## Work item
Every line below must be reproduced exactly. Copy them all.
The records START
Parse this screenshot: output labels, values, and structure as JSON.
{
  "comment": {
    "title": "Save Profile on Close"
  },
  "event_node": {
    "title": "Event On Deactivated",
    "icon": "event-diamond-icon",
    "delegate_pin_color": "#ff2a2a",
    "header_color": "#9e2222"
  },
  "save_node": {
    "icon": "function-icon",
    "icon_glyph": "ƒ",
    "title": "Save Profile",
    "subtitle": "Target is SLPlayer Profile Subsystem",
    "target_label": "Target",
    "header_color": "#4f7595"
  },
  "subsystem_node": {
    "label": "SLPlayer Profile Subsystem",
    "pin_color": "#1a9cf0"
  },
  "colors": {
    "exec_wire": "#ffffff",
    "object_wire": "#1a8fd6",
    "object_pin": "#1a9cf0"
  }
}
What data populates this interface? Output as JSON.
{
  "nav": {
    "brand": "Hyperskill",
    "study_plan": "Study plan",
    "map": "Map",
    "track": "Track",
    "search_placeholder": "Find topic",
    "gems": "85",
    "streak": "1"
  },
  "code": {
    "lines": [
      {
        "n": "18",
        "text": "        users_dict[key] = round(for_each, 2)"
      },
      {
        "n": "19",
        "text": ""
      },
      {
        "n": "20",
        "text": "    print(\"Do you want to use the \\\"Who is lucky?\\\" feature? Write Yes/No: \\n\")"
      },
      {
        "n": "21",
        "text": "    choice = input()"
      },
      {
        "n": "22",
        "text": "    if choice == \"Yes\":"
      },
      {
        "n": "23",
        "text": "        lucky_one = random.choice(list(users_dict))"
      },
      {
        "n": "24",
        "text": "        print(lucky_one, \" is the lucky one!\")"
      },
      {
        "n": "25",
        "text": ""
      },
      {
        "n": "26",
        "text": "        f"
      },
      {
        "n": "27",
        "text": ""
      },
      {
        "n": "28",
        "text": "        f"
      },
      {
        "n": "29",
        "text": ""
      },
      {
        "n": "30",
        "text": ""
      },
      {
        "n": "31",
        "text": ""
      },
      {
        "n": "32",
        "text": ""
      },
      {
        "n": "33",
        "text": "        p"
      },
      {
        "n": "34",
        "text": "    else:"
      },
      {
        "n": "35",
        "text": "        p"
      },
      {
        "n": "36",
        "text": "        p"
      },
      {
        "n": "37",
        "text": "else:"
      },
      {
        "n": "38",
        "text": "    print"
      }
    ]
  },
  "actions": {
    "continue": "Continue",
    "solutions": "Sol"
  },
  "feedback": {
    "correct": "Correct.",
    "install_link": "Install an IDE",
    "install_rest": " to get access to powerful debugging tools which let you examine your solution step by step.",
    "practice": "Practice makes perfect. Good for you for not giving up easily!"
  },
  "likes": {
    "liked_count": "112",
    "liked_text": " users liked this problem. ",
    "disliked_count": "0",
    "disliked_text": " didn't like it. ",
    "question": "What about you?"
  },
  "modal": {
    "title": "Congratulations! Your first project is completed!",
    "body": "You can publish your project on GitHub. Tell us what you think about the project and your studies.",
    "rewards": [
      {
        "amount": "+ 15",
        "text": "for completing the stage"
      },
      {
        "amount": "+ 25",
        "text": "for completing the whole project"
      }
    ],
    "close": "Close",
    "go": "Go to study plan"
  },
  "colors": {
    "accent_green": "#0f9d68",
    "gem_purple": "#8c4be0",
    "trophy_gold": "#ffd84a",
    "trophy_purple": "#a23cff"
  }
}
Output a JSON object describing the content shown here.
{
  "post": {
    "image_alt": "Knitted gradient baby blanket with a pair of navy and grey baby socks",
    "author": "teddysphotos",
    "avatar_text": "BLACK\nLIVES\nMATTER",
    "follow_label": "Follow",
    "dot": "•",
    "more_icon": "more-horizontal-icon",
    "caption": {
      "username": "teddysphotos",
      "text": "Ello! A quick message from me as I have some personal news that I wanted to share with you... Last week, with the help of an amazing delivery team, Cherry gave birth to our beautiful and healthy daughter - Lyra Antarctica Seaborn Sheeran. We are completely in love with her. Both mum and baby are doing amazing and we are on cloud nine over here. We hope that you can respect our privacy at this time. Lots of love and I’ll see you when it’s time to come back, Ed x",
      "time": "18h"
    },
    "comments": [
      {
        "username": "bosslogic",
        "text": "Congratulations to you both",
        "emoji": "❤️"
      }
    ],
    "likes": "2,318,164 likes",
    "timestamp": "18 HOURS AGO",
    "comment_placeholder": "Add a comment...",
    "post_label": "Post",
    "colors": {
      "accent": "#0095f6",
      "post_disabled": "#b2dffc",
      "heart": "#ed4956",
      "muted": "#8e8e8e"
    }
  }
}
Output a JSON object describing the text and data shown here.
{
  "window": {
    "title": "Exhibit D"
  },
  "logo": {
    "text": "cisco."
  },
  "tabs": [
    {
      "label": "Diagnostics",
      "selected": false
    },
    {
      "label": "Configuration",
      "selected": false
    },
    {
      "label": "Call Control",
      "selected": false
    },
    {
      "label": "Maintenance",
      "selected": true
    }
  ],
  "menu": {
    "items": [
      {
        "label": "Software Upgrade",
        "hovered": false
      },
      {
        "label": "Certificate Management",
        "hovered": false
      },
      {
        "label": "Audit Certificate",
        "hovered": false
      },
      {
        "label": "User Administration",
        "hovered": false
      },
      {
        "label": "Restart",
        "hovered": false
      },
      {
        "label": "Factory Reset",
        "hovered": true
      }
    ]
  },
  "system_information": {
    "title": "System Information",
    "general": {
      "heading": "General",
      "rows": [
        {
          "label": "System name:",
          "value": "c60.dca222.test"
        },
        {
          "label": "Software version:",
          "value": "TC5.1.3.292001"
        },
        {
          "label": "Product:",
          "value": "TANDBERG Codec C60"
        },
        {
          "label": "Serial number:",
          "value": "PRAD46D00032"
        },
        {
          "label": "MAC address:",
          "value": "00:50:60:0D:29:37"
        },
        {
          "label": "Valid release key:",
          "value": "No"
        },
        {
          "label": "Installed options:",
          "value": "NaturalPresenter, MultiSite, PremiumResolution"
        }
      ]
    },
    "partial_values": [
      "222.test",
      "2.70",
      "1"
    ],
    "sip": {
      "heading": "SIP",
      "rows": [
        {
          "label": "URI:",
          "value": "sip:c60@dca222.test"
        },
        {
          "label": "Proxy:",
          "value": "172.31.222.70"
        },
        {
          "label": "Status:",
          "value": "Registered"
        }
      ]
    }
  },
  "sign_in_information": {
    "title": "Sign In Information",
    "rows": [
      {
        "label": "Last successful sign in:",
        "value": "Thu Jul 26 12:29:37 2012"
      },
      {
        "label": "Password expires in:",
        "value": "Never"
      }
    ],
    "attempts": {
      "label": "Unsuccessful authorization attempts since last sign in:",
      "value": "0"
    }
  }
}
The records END
## Written solution
Parse this screenshot: output labels, values, and structure as JSON.
{
  "comment": {
    "title": "Save Profile on Close"
  },
  "event_node": {
    "title": "Event On Deactivated",
    "icon": "event-diamond-icon",
    "delegate_pin_color": "#ff2a2a",
    "header_color": "#9e2222"
  },
  "save_node": {
    "icon": "function-icon",
    "icon_glyph": "ƒ",
    "title": "Save Profile",
    "subtitle": "Target is SLPlayer Profile Subsystem",
    "target_label": "Target",
    "header_color": "#4f7595"
  },
  "subsystem_node": {
    "label": "SLPlayer Profile Subsystem",
    "pin_color": "#1a9cf0"
  },
  "colors": {
    "exec_wire": "#ffffff",
    "object_wire": "#1a8fd6",
    "object_pin": "#1a9cf0"
  }
}
What data populates this interface? Output as JSON.
{
  "nav": {
    "brand": "Hyperskill",
    "study_plan": "Study plan",
    "map": "Map",
    "track": "Track",
    "search_placeholder": "Find topic",
    "gems": "85",
    "streak": "1"
  },
  "code": {
    "lines": [
      {
        "n": "18",
        "text": "        users_dict[key] = round(for_each, 2)"
      },
      {
        "n": "19",
        "text": ""
      },
      {
        "n": "20",
        "text": "    print(\"Do you want to use the \\\"Who is lucky?\\\" feature? Write Yes/No: \\n\")"
      },
      {
        "n": "21",
        "text": "    choice = input()"
      },
      {
        "n": "22",
        "text": "    if choice == \"Yes\":"
      },
      {
        "n": "23",
        "text": "        lucky_one = random.choice(list(users_dict))"
      },
      {
        "n": "24",
        "text": "        print(lucky_one, \" is the lucky one!\")"
      },
      {
        "n": "25",
        "text": ""
      },
      {
        "n": "26",
        "text": "        f"
      },
      {
        "n": "27",
        "text": ""
      },
      {
        "n": "28",
        "text": "        f"
      },
      {
        "n": "29",
        "text": ""
      },
      {
        "n": "30",
        "text": ""
      },
      {
        "n": "31",
        "text": ""
      },
      {
        "n": "32",
        "text": ""
      },
      {
        "n": "33",
        "text": "        p"
      },
      {
        "n": "34",
        "text": "    else:"
      },
      {
        "n": "35",
        "text": "        p"
      },
      {
        "n": "36",
        "text": "        p"
      },
      {
        "n": "37",
        "text": "else:"
      },
      {
        "n": "38",
        "text": "    print"
      }
    ]
  },
  "actions": {
    "continue": "Continue",
    "solutions": "Sol"
  },
  "feedback": {
    "correct": "Correct.",
    "install_link": "Install an IDE",
    "install_rest": " to get access to powerful debugging tools which let you examine your solution step by step.",
    "practice": "Practice makes perfect. Good for you for not giving up easily!"
  },
  "likes": {
    "liked_count": "112",
    "liked_text": " users liked this problem. ",
    "disliked_count": "0",
    "disliked_text": " didn't like it. ",
    "question": "What about you?"
  },
  "modal": {
    "title": "Congratulations! Your first project is completed!",
    "body": "You can publish your project on GitHub. Tell us what you think about the project and your studies.",
    "rewards": [
      {
        "amount": "+ 15",
        "text": "for completing the stage"
      },
      {
        "amount": "+ 25",
        "text": "for completing the whole project"
      }
    ],
    "close": "Close",
    "go": "Go to study plan"
  },
  "colors": {
    "accent_green": "#0f9d68",
    "gem_purple": "#8c4be0",
    "trophy_gold": "#ffd84a",
    "trophy_purple": "#a23cff"
  }
}
Output a JSON object describing the content shown here.
{
  "post": {
    "image_alt": "Knitted gradient baby blanket with a pair of navy and grey baby socks",
    "author": "teddysphotos",
    "avatar_text": "BLACK\nLIVES\nMATTER",
    "follow_label": "Follow",
    "dot": "•",
    "more_icon": "more-horizontal-icon",
    "caption": {
      "username": "teddysphotos",
      "text": "Ello! A quick message from me as I have some personal news that I wanted to share with you... Last week, with the help of an amazing delivery team, Cherry gave birth to our beautiful and healthy daughter - Lyra Antarctica Seaborn Sheeran. We are completely in love with her. Both mum and baby are doing amazing and we are on cloud nine over here. We hope that you can respect our privacy at this time. Lots of love and I’ll see you when it’s time to come back, Ed x",
      "time": "18h"
    },
    "comments": [
      {
        "username": "bosslogic",
        "text": "Congratulations to you both",
        "emoji": "❤️"
      }
    ],
    "likes": "2,318,164 likes",
    "timestamp": "18 HOURS AGO",
    "comment_placeholder": "Add a comment...",
    "post_label": "Post",
    "colors": {
      "accent": "#0095f6",
      "post_disabled": "#b2dffc",
      "heart": "#ed4956",
      "muted": "#8e8e8e"
    }
  }
}
Output a JSON object describing the text and data shown here.
{
  "window": {
    "title": "Exhibit D"
  },
  "logo": {
    "text": "cisco."
  },
  "tabs": [
    {
      "label": "Diagnostics",
      "selected": false
    },
    {
      "label": "Configuration",
      "selected": false
    },
    {
      "label": "Call Control",
      "selected": false
    },
    {
      "label": "Maintenance",
      "selected": true
    }
  ],
  "menu": {
    "items": [
      {
        "label": "Software Upgrade",
        "hovered": false
      },
      {
        "label": "Certificate Management",
        "hovered": false
      },
      {
        "label": "Audit Certificate",
        "hovered": false
      },
      {
        "label": "User Administration",
        "hovered": false
      },
      {
        "label": "Restart",
        "hovered": false
      },
      {
        "label": "Factory Reset",
        "hovered": true
      }
    ]
  },
  "system_information": {
    "title": "System Information",
    "general": {
      "heading": "General",
      "rows": [
        {
          "label": "System name:",
          "value": "c60.dca222.test"
        },
        {
          "label": "Software version:",
          "value": "TC5.1.3.292001"
        },
        {
          "label": "Product:",
          "value": "TANDBERG Codec C60"
        },
        {
          "label": "Serial number:",
          "value": "PRAD46D00032"
        },
        {
          "label": "MAC address:",
          "value": "00:50:60:0D:29:37"
        },
        {
          "label": "Valid release key:",
          "value": "No"
        },
        {
          "label": "Installed options:",
          "value": "NaturalPresenter, MultiSite, PremiumResolution"
        }
      ]
    },
    "partial_values": [
      "222.test",
      "2.70",
      "1"
    ],
    "sip": {
      "heading": "SIP",
      "rows": [
        {
          "label": "URI:",
          "value": "sip:c60@dca222.test"
        },
        {
          "label": "Proxy:",
          "value": "172.31.222.70"
        },
        {
          "label": "Status:",
          "value": "Registered"
        }
      ]
    }
  },
  "sign_in_information": {
    "title": "Sign In Information",
    "rows": [
      {
        "label": "Last successful sign in:",
        "value": "Thu Jul 26 12:29:37 2012"
      },
      {
        "label": "Password expires in:",
        "value": "Never"
      }
    ],
    "attempts": {
      "label": "Unsuccessful authorization attempts since last sign in:",
      "value": "0"
    }
  }
}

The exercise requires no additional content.